The Us actor added that “death is hard to understand, maybe even harder to accept”. “But the love generated from the life he lived will fuel every anniversary marking his absence,” Nyongo’ said.
“Chadwick may no longer be in our photos, but he will always be in our hearts.”
Boseman had been diagnosed with cancer four years before his death but had chosen not to publicly disclose the information.
Following his death, his family and friends revealed that all of his Marvel roles were shot despite countless surgeries and chemotherapy.
In a statement posted on his Twitter account at the time, he was described as “a true fighter” who had “persevered through it all”.
The post appeared to show Boseman had quietly married his long-term girlfriend in the final months of his life.
Boseman rose to stardom playing real-life figures – baseball great Jackie Robinson in 42 (2013) and soul singer James Brown in Get on Up (2014).
But he’s best remembered for playing the first black superhero to lead his own film as King T’Challa in Black Panther, which was released in 2018.
The film’s 2022 sequel, Black Panther: Wakanda Forever, addressed Boseman’s death head-on in its opening scene.
In The Independent’s four-star review of the movie, Clarisse Loughrey said that “Boseman’s shadow looms large” over the sequel.
“Everything about this sequel feels subsumed under a great shadow of loss,” Loughrey wrote, adding: “Wakanda Forever isn’t necessarily a film about grief, but every frame is draped in tender sorrow. We first hear the whispered tones of Shuri (Letitia Wright), T’Challa’s sister, as she vows to save her brother from an unspoken and sudden illness. Her inability to do so becomes her burden.
“Others in the film – his mother (Angela Bassett’s Ramonda), his love (Lupita Nyong’o’s Nakia), and his most loyal soldier (Danai Gurira’s Okoye) – carry their own.
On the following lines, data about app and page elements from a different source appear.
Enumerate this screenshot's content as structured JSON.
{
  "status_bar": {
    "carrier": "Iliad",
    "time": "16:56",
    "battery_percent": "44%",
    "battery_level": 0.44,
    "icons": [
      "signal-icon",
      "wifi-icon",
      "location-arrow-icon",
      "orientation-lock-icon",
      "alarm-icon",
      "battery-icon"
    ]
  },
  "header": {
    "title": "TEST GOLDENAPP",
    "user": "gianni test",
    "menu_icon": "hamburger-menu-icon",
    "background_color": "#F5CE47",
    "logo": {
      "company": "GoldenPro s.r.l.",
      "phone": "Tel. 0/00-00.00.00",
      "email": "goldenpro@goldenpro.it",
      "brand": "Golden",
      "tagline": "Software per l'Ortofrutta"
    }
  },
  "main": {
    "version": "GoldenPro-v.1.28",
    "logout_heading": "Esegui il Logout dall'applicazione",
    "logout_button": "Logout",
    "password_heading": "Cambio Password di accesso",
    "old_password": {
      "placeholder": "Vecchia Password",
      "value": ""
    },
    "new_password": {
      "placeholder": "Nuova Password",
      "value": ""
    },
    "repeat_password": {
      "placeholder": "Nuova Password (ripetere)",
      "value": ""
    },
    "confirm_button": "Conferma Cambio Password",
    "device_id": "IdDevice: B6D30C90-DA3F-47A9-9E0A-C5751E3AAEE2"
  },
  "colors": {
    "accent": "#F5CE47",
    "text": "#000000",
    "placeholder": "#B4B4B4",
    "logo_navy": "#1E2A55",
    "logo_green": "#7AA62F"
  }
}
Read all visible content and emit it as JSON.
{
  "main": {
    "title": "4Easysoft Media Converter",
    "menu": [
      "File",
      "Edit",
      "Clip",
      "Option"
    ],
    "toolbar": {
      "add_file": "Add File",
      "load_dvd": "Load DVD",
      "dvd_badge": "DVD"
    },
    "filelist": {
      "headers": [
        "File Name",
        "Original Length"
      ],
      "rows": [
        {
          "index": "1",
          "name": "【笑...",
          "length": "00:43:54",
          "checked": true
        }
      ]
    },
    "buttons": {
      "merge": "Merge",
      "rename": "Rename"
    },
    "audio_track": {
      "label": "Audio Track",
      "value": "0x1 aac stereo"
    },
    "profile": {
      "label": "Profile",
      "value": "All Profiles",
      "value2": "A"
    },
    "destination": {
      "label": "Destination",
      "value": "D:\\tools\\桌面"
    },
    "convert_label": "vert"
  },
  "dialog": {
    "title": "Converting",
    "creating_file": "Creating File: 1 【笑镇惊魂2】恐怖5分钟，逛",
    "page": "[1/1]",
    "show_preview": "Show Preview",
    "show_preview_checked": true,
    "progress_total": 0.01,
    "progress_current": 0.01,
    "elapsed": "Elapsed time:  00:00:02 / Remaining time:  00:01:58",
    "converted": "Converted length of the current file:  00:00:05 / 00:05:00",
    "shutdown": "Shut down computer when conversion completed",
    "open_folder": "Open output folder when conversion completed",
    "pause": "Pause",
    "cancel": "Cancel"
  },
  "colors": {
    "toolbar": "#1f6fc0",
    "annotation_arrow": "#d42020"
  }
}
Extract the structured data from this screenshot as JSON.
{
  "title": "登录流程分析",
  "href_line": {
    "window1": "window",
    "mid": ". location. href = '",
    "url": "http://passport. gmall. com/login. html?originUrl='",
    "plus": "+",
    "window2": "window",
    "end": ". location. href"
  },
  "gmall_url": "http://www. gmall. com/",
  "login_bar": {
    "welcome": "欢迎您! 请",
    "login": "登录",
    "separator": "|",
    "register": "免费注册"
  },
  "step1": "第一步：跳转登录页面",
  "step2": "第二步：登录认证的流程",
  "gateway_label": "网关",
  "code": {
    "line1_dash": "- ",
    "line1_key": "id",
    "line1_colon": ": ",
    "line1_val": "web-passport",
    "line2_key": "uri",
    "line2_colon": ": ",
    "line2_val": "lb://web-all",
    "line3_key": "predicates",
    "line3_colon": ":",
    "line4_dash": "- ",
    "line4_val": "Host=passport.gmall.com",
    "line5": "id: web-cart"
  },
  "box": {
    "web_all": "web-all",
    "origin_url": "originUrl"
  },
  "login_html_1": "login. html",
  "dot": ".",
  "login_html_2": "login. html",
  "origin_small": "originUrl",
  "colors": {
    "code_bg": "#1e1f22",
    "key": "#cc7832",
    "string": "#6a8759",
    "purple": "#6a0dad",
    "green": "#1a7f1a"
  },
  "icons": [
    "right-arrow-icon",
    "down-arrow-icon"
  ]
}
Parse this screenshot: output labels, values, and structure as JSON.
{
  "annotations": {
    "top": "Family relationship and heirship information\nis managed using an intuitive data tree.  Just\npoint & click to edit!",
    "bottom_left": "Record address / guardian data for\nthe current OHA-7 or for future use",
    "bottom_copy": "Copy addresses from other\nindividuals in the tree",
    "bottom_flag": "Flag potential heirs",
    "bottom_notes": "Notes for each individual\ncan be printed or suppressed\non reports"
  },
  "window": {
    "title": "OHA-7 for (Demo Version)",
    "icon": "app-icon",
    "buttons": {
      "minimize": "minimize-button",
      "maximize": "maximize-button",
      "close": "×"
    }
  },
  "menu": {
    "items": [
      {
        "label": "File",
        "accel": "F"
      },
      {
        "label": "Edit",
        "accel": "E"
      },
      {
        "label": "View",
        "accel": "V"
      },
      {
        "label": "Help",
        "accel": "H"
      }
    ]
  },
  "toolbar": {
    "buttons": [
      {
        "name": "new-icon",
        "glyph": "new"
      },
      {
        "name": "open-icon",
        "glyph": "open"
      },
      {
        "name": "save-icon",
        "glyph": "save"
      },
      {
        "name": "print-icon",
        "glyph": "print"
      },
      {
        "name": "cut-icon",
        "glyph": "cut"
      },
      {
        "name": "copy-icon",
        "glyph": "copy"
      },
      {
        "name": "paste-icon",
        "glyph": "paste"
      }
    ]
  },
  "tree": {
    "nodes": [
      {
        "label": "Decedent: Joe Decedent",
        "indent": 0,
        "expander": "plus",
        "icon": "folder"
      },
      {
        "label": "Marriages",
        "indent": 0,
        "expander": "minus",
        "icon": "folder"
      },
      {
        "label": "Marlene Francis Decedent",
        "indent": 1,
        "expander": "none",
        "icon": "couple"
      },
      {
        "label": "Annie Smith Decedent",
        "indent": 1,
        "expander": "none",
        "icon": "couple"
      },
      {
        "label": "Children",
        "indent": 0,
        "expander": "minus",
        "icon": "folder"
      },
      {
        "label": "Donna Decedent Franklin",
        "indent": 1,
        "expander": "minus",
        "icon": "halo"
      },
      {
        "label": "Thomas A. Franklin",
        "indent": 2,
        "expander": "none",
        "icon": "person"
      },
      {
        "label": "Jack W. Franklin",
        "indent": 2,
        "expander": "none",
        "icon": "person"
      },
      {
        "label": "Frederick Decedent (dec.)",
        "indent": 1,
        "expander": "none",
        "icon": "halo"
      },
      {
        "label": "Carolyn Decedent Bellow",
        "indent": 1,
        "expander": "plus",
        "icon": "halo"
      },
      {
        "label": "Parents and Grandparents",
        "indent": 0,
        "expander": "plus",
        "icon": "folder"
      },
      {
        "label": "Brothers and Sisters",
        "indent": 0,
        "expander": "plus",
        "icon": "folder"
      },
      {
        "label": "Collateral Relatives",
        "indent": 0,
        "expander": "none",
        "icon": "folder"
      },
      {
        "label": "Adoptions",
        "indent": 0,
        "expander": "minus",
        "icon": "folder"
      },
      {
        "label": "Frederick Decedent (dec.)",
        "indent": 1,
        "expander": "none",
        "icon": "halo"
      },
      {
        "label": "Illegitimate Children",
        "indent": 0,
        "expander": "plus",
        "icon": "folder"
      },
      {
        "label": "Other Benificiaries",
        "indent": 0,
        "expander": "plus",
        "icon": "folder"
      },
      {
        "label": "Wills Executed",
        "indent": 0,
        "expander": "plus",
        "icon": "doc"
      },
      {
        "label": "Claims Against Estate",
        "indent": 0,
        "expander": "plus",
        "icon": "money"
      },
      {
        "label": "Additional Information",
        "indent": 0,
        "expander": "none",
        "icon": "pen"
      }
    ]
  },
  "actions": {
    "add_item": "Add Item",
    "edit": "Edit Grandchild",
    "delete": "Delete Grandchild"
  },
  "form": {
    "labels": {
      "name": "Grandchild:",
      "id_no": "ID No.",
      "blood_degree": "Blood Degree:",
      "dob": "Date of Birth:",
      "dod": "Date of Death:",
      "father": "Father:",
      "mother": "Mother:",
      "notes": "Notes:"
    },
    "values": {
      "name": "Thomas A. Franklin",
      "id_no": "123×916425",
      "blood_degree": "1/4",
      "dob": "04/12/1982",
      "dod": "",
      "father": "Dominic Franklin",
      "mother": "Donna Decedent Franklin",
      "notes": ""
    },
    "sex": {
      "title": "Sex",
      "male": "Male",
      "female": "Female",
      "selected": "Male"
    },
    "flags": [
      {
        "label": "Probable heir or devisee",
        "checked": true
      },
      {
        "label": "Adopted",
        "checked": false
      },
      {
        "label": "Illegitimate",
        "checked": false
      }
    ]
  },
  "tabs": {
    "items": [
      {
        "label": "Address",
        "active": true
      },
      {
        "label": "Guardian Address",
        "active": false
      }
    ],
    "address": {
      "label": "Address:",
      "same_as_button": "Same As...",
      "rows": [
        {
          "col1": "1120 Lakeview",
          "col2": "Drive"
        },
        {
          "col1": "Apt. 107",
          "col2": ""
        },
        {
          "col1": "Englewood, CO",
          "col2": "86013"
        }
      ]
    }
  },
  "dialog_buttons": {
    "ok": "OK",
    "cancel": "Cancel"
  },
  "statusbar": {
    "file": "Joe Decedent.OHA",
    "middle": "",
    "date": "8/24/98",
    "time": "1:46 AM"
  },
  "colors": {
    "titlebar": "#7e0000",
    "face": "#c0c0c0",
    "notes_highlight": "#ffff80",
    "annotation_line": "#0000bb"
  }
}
Grief is multicoloured in Wakanda Forever, processed through spirituality, denial, and rage. But each iteration of it is laced with real pain.”